Setting up your own business has its own set of challenges – capital being one of them. Not everyone is blessed with a financial background that would allow them to jumpstart with their own unit/practice in the industry. What would your advice be to individuals on navigating through this challenge?
Vaibhav Chhabra: Maker’s Asylum started with an initial investment of Rs. 5,000 and a table. So, I personally do not believe that monetary investment is the only driving force to start a business. My personal advice would be that if you have an idea, you need to start somewhere, because if you do not start, the idea will die in your head. The rest falls into place and especially the money part.
After 7 years of existence, Maker’s Asylum finally found an official address in December 2018. Finding an affordable place in Mumbai has been a constant challenge. Over the years, we never really had an address because none of the spaces were owned or leased by us officially. Equipment was also either donated or shared.
What are some of the challenges that you faced while setting up Maker’s Asylum and how did you overcome them?
Vaibhav Chhabra: When I started, I had no idea how a company works, I didn’t know what an organisation structure should look like and most importantly how to manage a team. I kept trying to figure things out on a daily basis and kept learning as we grew. I started the organisation as a Foundation and realised how difficult it is to run one, so I created a proprietorship and a private limited company to then function as a social enterprise.
But trust me, this did not come easy. Learning how taxes work, the legal implications of running a business, paying tax, took a lot of time. While I was learning to sustain the operations of Maker’s Asylum, I was also learning the responsibility of hiring people at the space. It is a big thing that employees trust in your organisation and give it all they have got, and it was my job as a Founder to make sure I find ways to use their talent and get enough funds to pay their salaries on time.
I took zero salary from Maker’s Asylum for the first 3 years of its operations and survived solely on my savings from EyeNetra and support from my family. I had made a promise to myself that I would pay myself once all my employees had a decent salary.
Most of the marketing done for Maker’s Asylum was through public lectures, where I would go to colleges and inspire people to make, or through social media and word of mouth. Hence, there was never really a budget for marketing.

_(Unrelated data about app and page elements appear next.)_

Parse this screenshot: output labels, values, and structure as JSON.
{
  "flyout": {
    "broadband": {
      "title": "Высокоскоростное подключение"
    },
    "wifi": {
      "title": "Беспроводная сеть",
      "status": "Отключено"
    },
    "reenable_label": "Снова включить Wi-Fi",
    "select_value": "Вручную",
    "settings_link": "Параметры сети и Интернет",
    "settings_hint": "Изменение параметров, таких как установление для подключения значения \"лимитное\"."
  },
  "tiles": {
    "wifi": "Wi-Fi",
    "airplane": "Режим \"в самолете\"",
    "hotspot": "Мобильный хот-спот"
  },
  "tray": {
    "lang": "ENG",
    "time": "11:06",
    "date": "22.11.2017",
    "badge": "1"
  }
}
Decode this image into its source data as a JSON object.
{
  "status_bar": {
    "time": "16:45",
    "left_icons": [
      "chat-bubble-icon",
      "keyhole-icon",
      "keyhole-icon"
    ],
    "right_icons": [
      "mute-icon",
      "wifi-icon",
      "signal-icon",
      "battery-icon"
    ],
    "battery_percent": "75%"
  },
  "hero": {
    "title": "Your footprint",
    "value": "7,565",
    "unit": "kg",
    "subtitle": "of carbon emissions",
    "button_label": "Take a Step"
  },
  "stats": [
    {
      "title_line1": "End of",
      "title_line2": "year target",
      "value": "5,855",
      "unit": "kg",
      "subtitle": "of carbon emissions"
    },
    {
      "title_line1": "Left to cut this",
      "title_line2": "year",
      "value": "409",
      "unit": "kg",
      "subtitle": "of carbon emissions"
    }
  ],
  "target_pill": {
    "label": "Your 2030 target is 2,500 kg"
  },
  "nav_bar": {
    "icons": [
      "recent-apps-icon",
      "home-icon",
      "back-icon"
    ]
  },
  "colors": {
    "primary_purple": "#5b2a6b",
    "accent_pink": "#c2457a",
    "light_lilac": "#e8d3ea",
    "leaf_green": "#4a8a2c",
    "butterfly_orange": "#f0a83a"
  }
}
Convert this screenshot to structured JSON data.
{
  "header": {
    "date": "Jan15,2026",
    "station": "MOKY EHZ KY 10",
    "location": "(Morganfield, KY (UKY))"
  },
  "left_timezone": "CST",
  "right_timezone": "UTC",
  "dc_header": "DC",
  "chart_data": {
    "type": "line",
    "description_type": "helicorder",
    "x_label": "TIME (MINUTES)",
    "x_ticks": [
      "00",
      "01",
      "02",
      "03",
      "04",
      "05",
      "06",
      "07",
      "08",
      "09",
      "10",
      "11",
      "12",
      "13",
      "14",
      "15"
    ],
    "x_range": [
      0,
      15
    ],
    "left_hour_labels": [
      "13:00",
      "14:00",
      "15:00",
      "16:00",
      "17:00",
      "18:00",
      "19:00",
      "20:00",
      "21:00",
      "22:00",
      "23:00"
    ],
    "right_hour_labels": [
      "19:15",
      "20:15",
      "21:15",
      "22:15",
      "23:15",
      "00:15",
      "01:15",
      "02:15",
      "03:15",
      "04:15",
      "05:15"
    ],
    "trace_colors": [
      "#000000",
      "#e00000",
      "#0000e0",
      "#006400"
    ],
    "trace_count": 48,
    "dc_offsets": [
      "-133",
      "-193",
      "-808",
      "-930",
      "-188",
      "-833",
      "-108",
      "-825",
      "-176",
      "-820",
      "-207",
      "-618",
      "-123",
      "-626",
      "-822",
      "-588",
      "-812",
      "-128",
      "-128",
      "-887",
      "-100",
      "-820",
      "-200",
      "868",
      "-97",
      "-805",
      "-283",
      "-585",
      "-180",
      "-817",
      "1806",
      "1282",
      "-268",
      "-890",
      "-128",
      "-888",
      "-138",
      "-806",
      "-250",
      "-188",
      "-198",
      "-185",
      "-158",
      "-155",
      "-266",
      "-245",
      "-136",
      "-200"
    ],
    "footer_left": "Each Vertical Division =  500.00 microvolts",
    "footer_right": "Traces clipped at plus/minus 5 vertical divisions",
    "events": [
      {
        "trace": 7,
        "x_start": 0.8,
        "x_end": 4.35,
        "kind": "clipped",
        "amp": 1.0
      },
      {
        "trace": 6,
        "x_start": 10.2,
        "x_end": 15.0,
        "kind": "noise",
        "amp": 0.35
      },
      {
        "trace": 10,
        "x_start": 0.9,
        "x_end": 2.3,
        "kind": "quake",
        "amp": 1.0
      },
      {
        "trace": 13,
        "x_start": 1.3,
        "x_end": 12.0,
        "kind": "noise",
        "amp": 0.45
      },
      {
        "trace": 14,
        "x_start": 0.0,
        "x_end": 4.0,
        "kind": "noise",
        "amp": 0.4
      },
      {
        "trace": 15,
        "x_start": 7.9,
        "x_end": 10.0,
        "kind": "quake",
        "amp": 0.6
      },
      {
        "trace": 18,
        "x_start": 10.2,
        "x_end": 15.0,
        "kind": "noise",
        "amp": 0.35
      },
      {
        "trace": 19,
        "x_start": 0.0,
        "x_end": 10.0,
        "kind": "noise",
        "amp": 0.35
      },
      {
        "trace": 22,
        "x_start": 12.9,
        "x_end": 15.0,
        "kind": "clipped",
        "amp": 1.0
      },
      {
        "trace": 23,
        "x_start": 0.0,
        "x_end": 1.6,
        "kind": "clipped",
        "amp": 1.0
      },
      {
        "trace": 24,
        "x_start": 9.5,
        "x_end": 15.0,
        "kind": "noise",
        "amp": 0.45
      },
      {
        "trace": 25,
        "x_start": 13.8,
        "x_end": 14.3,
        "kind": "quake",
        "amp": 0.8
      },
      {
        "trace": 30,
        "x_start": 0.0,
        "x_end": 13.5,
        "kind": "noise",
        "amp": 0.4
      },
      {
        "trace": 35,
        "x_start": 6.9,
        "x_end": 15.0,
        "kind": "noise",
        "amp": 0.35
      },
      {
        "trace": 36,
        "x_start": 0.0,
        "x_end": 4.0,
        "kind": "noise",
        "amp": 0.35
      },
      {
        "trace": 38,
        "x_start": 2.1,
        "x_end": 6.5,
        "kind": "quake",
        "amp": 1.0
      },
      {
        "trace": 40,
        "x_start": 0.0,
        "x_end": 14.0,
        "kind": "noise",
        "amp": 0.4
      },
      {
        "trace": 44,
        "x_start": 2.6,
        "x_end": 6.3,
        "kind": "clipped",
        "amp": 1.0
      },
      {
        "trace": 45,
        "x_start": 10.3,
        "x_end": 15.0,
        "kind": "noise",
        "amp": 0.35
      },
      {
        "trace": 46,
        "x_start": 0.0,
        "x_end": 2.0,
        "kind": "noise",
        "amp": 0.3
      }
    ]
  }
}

Eventually, people started talking about us on media and that really helped spread the word much faster. So in short, we had no money, no space, and no tools when we started Maker’s Asylum, and all the spaces have been built by the members themselves!
Maker’s Asylum is currently located in Mumbai, New Delhi, Kochi (in collaboration with STEAG Energy Services) and in Jaipur (in collaboration with the French Embassy in India). The community space plans to digitise its courses with learning hardware that can go to everyone’s home and also hopes to expand globally.